Exercise brief: All lines holding the word "JSON" are to be copied from the records beneath.

(Stored items)
┄┄┄┄┄┄

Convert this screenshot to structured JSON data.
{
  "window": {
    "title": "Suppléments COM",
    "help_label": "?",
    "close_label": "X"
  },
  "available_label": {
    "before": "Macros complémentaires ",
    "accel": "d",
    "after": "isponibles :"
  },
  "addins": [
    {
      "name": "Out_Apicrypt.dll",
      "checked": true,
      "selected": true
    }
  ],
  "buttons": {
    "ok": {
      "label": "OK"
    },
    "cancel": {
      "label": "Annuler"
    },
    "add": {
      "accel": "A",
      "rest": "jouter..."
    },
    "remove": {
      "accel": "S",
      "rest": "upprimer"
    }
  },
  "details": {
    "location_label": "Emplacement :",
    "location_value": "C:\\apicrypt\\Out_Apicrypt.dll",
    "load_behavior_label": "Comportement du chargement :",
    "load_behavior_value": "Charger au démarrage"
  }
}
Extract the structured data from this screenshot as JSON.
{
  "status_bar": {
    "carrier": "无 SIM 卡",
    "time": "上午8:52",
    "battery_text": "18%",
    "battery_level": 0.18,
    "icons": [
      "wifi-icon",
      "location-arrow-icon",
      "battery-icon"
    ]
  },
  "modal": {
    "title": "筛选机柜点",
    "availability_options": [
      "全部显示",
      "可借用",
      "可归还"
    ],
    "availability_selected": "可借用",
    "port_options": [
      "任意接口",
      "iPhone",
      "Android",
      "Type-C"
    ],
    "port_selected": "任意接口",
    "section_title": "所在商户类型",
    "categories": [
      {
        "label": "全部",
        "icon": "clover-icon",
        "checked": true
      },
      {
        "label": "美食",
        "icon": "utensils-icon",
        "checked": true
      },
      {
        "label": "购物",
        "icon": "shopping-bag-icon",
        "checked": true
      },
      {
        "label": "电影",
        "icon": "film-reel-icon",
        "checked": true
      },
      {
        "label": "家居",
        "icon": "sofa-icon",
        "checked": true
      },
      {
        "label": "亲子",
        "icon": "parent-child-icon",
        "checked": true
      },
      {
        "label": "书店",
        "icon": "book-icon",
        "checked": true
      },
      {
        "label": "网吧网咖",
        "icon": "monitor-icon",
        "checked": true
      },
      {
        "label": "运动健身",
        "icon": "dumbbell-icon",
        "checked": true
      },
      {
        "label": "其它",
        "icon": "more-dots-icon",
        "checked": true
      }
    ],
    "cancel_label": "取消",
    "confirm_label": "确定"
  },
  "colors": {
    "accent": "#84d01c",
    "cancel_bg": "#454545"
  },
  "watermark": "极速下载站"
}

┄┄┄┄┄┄

Solution:
Convert this screenshot to structured JSON data.
Extract the structured data from this screenshot as JSON.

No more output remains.